Should you worry about your investments as stock markets decline?

OPINION: You don’t need to panic if your investments have dropped in value, says The Money Edit’s Kalpana Fitzpatrick

Woman investing in online stocks trading on mobile platform app
(Image credit: Getty images)

 With saving accounts offering interest rates well below inflation, investments are a good opportunity to make your money grow. But should you let the stock market crash put you off? Kalpana Fitzpatrick explains why you should not panic. 

The last time I looked at my investment account and gasped in despair was in 2020, just as we went into lockdown, when my stocks and shares ISA significantly lost value.

I’d be lying if I said I didn't feel a sense of panic. My investments had been doing well and to then see a sudden drop in value was somewhat nerve-wracking, especially as it was the first time I had experienced a major loss. 

But of course, things picked up and I was out of the red in no time.

Fast forward 2022 - and I’m back there again. This time it's worse; the stock market crash has wiped out my gains and my portfolio sits at a loss. 

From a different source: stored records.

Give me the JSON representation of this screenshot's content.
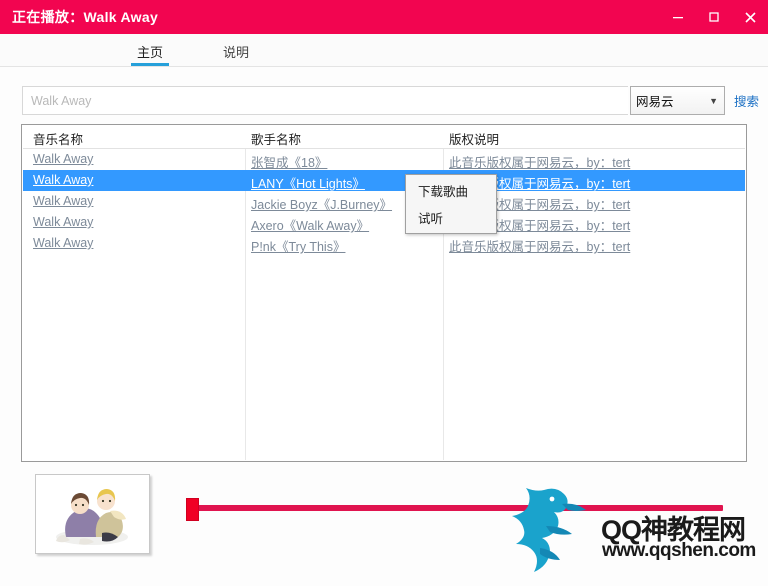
{
  "window": {
    "title": "正在播放：Walk Away",
    "accent_color": "#f20550",
    "minimize_label": "最小化",
    "maximize_label": "最大化",
    "close_label": "关闭"
  },
  "tabs": [
    {
      "label": "主页",
      "active": true
    },
    {
      "label": "说明",
      "active": false
    }
  ],
  "search": {
    "value": "",
    "placeholder": "Walk Away",
    "source": "网易云",
    "button_label": "搜索"
  },
  "table": {
    "columns": [
      "音乐名称",
      "歌手名称",
      "版权说明"
    ],
    "rows": [
      {
        "name": "Walk Away",
        "artist": "张智成《18》",
        "copyright": "此音乐版权属于网易云，by：tert",
        "selected": false
      },
      {
        "name": "Walk Away",
        "artist": "LANY《Hot Lights》",
        "copyright": "此音乐版权属于网易云，by：tert",
        "selected": true
      },
      {
        "name": "Walk Away",
        "artist": "Jackie Boyz《J.Burney》",
        "copyright": "此音乐版权属于网易云，by：tert",
        "selected": false
      },
      {
        "name": "Walk Away",
        "artist": "Axero《Walk Away》",
        "copyright": "此音乐版权属于网易云，by：tert",
        "selected": false
      },
      {
        "name": "Walk Away",
        "artist": "P!nk《Try This》",
        "copyright": "此音乐版权属于网易云，by：tert",
        "selected": false
      }
    ]
  },
  "context_menu": {
    "items": [
      "下载歌曲",
      "试听"
    ]
  },
  "player": {
    "progress_percent": 1,
    "selected_color": "#3399ff",
    "track_color": "#e0144f"
  },
  "watermark": {
    "title": "QQ神教程网",
    "url": "www.qqshen.com"
  }
}
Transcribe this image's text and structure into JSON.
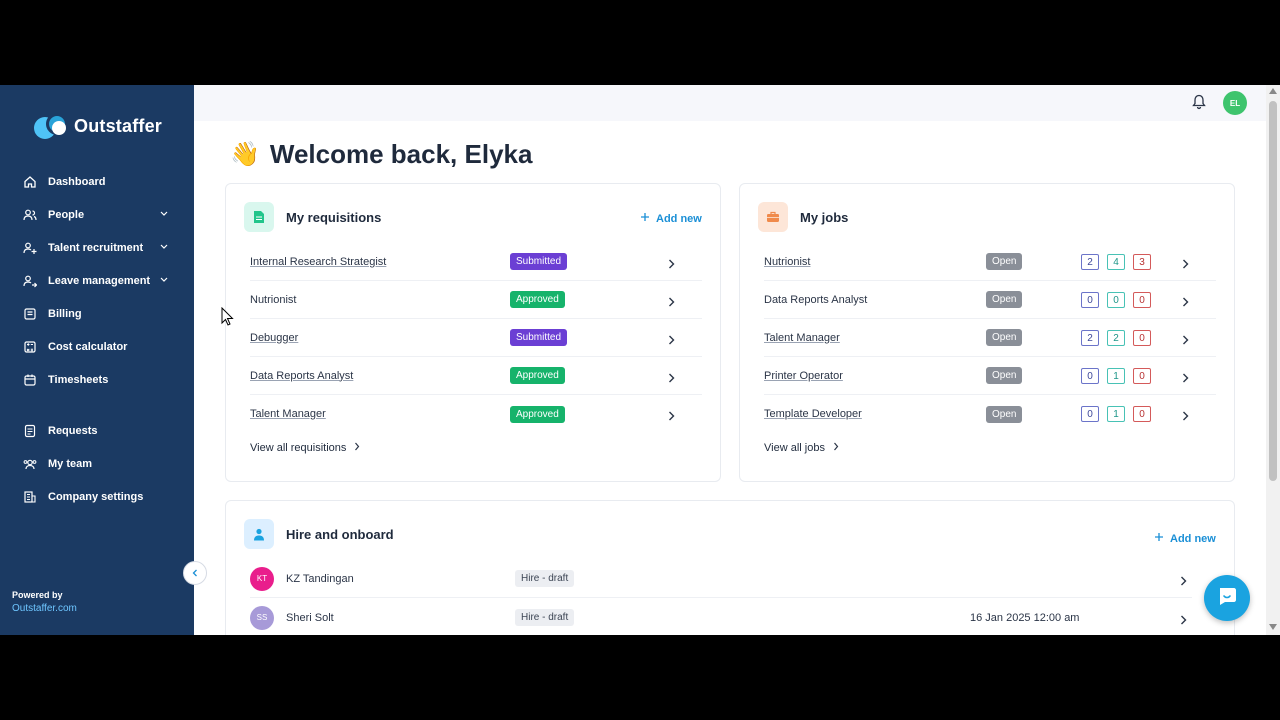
{
  "app": {
    "name": "Outstaffer"
  },
  "sidebar": {
    "items": [
      {
        "label": "Dashboard",
        "icon": "home-icon"
      },
      {
        "label": "People",
        "icon": "people-icon",
        "expandable": true
      },
      {
        "label": "Talent recruitment",
        "icon": "recruit-icon",
        "expandable": true
      },
      {
        "label": "Leave management",
        "icon": "leave-icon",
        "expandable": true
      },
      {
        "label": "Billing",
        "icon": "billing-icon"
      },
      {
        "label": "Cost calculator",
        "icon": "calculator-icon"
      },
      {
        "label": "Timesheets",
        "icon": "calendar-icon"
      }
    ],
    "items2": [
      {
        "label": "Requests",
        "icon": "requests-icon"
      },
      {
        "label": "My team",
        "icon": "team-icon"
      },
      {
        "label": "Company settings",
        "icon": "building-icon"
      }
    ],
    "powered_by": "Powered by",
    "powered_link": "Outstaffer.com"
  },
  "topbar": {
    "avatar_initials": "EL"
  },
  "welcome": {
    "title": "Welcome back, Elyka"
  },
  "requisitions": {
    "title": "My requisitions",
    "add_new": "Add new",
    "rows": [
      {
        "name": "Internal Research Strategist",
        "status": "Submitted",
        "link": true
      },
      {
        "name": "Nutrionist",
        "status": "Approved",
        "link": false
      },
      {
        "name": "Debugger",
        "status": "Submitted",
        "link": true
      },
      {
        "name": "Data Reports Analyst",
        "status": "Approved",
        "link": true
      },
      {
        "name": "Talent Manager",
        "status": "Approved",
        "link": true
      }
    ],
    "view_all": "View all requisitions"
  },
  "jobs": {
    "title": "My jobs",
    "rows": [
      {
        "name": "Nutrionist",
        "status": "Open",
        "counts": [
          "2",
          "4",
          "3"
        ],
        "link": true
      },
      {
        "name": "Data Reports Analyst",
        "status": "Open",
        "counts": [
          "0",
          "0",
          "0"
        ],
        "link": false
      },
      {
        "name": "Talent Manager",
        "status": "Open",
        "counts": [
          "2",
          "2",
          "0"
        ],
        "link": true
      },
      {
        "name": "Printer Operator",
        "status": "Open",
        "counts": [
          "0",
          "1",
          "0"
        ],
        "link": true
      },
      {
        "name": "Template Developer",
        "status": "Open",
        "counts": [
          "0",
          "1",
          "0"
        ],
        "link": true
      }
    ],
    "view_all": "View all jobs"
  },
  "hire": {
    "title": "Hire and onboard",
    "add_new": "Add new",
    "rows": [
      {
        "initials": "KT",
        "name": "KZ Tandingan",
        "status": "Hire - draft",
        "date": "",
        "avatar_color": "#e91e8c"
      },
      {
        "initials": "SS",
        "name": "Sheri Solt",
        "status": "Hire - draft",
        "date": "16 Jan 2025 12:00 am",
        "avatar_color": "#a79ad8"
      }
    ]
  },
  "colors": {
    "sidebar": "#1b3a63",
    "accent": "#1a8fd6",
    "submitted": "#6b3fd4",
    "approved": "#16b36b"
  }
}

Like many nervous investors at the moment, I can’t help but tap into my app to see what’s happening - and it isn’t looking good with both my stocks and shares ISA and my pension going deeper into the red.

But am I worried about my investments? Not really. The numbers are not easy to look at, but I know my investment funds and my pension will pick up again.

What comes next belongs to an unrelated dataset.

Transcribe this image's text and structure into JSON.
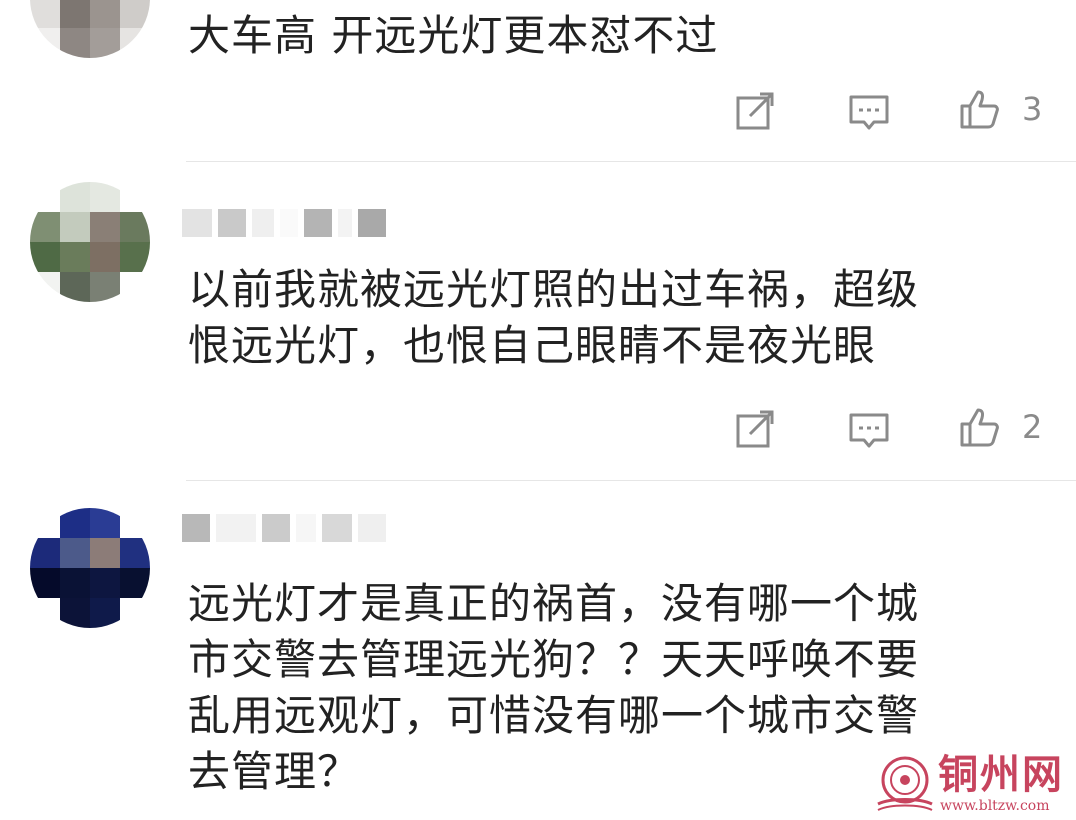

The fact is, stock market dips are perfectly normal and significant ones like what we are seeing now can be painful, but the key thing is to keep calm and carry on.

If you’re feeling on edge about the red figures in your account, then just remember:

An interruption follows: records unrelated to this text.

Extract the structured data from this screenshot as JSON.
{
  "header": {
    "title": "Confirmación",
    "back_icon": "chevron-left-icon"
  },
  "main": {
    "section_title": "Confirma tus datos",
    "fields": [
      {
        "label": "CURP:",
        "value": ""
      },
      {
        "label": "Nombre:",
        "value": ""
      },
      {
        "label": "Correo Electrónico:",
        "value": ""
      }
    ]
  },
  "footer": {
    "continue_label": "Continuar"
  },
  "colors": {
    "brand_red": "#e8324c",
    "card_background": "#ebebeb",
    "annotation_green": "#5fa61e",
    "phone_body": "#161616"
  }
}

  • Investing is for the long-term and you should be willing to put your money away for a minimum of five years or longer to give it time to ride the ups and down in the market. Stock market fluctuations are perfectly normal, but you need to be in it for the long haul to see benefits.
  • If you take money out of an investment when it is in the red, then you will crystalise your losses - so it’s never a good idea to do that, especially out of panic. 
  • Don’t stop paying in. Investments work well when you drip-feed a set amount each month. It’s known as ‘pound-cost-averaging’ and means by making regular contributions to your investments, you will buy fewer units when prices are high and more when prices are low, allowing you to smooth out the volatility and improve your returns.
  • If you have individual shares in a company, then it’s impossible to know which direction they will go in. You could sell them to avoid further losses, but you could also miss out on any potential growth too. Unless there is a good reason, such as a profit warning, then you may want to sit tight.

How do you feel about risk?

If you are losing sleep over your investments, then it is a good idea to think about how you feel about risk. Are you possibly taking too much risk? Do you need to diversify more? For example, are you over-exposed to one sector, like technology, or relying heavily on individual shares rather than funds that give you exposure to several companies?

But most of all, remember, dips in the markets are normal, and some experts would even say, now is a perfect buying opportunity we’ve been waiting for. 

As legendary investor Warren Buffet puts it: “Be fearful when others are greedy, and greedy when others are fearful.”

This article is not intended to give financial advice. You should always do your own research, or speak to a financial advisor, before making any investment decisions.

Kalpana Fitzpatrick
Digital Editor, MoneyWeek

Kalpana is the Digital Editor of sister site MoneyWeek.

She’s an award-winning journalist and author of Invest Now: The Simple Guide to Boosting Your Finances  and a children's book Get to Know Money  - with extensive experience in financial journalism. Her work includes writing for a number of media outlets,  including national papers and well-known women’s lifestyle and luxury titles, where she was finance editor for Cosmopolitan, Good Housekeeping, Red and Prima.

She started her career at the Financial Times group, covering pensions and investments.

As a money expert, Kalpana is a regular guest on TV and radio; appearances include BBC One’s Morning Live,  ITV’s Eat Well, Save Well, Sky News and Channel 5's 30 money saving tips series.

She was also the resident money expert for the BBC Money 101 podcast.

A well-known money and consumer journalist, Kalpana also often speaks at events.

She is passionate about helping people be better with their money, save more and be smarter spenders.

Follow her on Twitter and Instagram @KalpanaFitz.